What is remarkable about these sweeping rulings is not the results, which were expected, but the speed with which they were issued. Mehta issued his 41-page ruling just seven days after hearing arguments.
If Trump’s team is not alarmed by the speed and sweeping nature—not to mention the almost dismissive tone—of the two judgments against the president, it should be. Trump’s strategy on a variety of fronts has been to take extreme positions denying congressional authority to investigate the president. On Monday, for example, the Department of Justice’s Office of Legal Counsel concluded that the president’s senior advisers are immune from subpoenas to testify about their official duties. Buried on Page 9 of the memo was an admission that the only court to consider this issue had ruled to the contrary. Hiding an unfavorable precedent in this manner might work on a first-year law student, but it won’t fool a federal judge.
Last week, White House counsel Pat Cipollone, arguing against having to produce the full Mueller Report and underlying materials, said the House Judiciary Committee lacked any “legislative purpose” for investigating Trump’s conduct as detailed in the Mueller report.
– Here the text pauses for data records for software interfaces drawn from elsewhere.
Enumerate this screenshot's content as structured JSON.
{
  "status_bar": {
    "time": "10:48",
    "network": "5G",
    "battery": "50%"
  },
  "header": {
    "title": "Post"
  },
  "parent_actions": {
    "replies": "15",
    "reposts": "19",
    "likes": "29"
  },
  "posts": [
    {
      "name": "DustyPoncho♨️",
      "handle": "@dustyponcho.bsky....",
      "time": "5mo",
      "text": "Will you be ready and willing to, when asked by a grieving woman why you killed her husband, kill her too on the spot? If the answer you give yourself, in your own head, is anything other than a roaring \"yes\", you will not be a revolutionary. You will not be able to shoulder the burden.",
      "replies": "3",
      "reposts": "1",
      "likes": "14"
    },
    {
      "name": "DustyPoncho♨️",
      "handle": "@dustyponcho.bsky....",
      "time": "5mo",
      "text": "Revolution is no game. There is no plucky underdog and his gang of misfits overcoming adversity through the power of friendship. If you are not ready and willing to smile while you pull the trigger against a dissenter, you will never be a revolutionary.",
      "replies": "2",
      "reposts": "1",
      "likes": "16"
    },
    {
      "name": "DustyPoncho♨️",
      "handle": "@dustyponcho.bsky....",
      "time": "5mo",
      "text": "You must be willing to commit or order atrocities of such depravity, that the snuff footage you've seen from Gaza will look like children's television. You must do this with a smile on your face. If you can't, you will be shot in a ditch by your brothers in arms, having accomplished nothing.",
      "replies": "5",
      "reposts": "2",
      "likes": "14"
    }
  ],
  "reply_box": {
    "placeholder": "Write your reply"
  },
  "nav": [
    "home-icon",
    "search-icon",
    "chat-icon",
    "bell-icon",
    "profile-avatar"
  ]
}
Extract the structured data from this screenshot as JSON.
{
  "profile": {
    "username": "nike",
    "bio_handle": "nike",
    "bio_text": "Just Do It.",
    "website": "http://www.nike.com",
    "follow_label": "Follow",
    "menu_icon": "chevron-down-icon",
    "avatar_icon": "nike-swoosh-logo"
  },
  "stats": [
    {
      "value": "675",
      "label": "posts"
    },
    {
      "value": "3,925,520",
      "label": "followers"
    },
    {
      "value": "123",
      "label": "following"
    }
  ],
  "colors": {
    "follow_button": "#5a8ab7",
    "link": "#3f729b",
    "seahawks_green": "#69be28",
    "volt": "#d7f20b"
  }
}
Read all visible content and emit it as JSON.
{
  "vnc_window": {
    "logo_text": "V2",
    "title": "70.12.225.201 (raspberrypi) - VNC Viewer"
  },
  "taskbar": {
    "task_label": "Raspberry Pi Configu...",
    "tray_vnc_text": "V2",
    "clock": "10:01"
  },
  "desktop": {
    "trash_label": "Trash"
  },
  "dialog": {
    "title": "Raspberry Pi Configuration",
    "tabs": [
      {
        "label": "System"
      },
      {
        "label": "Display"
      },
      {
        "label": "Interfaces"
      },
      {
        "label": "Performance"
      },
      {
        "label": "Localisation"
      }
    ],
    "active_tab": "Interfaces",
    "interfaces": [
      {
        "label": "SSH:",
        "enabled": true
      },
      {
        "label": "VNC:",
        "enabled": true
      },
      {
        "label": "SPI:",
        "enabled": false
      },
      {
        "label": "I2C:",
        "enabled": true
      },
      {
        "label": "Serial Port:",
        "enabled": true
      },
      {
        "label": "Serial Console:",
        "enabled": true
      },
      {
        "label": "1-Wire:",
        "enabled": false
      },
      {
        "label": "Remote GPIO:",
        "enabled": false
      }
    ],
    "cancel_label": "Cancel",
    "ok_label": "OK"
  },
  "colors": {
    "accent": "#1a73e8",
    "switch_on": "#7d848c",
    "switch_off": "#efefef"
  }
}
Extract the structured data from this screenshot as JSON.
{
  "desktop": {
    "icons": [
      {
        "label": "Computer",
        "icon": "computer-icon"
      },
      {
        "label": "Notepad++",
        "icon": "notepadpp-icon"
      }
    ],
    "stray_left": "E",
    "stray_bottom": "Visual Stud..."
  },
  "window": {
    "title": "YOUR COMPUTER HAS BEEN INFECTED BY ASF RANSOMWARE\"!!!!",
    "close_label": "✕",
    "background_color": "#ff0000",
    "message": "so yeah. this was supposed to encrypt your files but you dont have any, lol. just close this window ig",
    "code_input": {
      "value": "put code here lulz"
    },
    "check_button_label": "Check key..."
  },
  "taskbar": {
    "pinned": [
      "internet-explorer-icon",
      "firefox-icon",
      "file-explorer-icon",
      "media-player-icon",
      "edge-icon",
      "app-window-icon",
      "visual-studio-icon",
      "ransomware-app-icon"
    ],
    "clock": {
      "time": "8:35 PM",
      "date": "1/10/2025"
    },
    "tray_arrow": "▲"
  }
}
He accused the House Judiciary of conducting a “pseudo law enforcement investigation.” Sound familiar?
The Achilles’ heel of Trump’s strategy is that his extreme positions are not fact-specific or nuanced and are easily disposed of as legally groundless.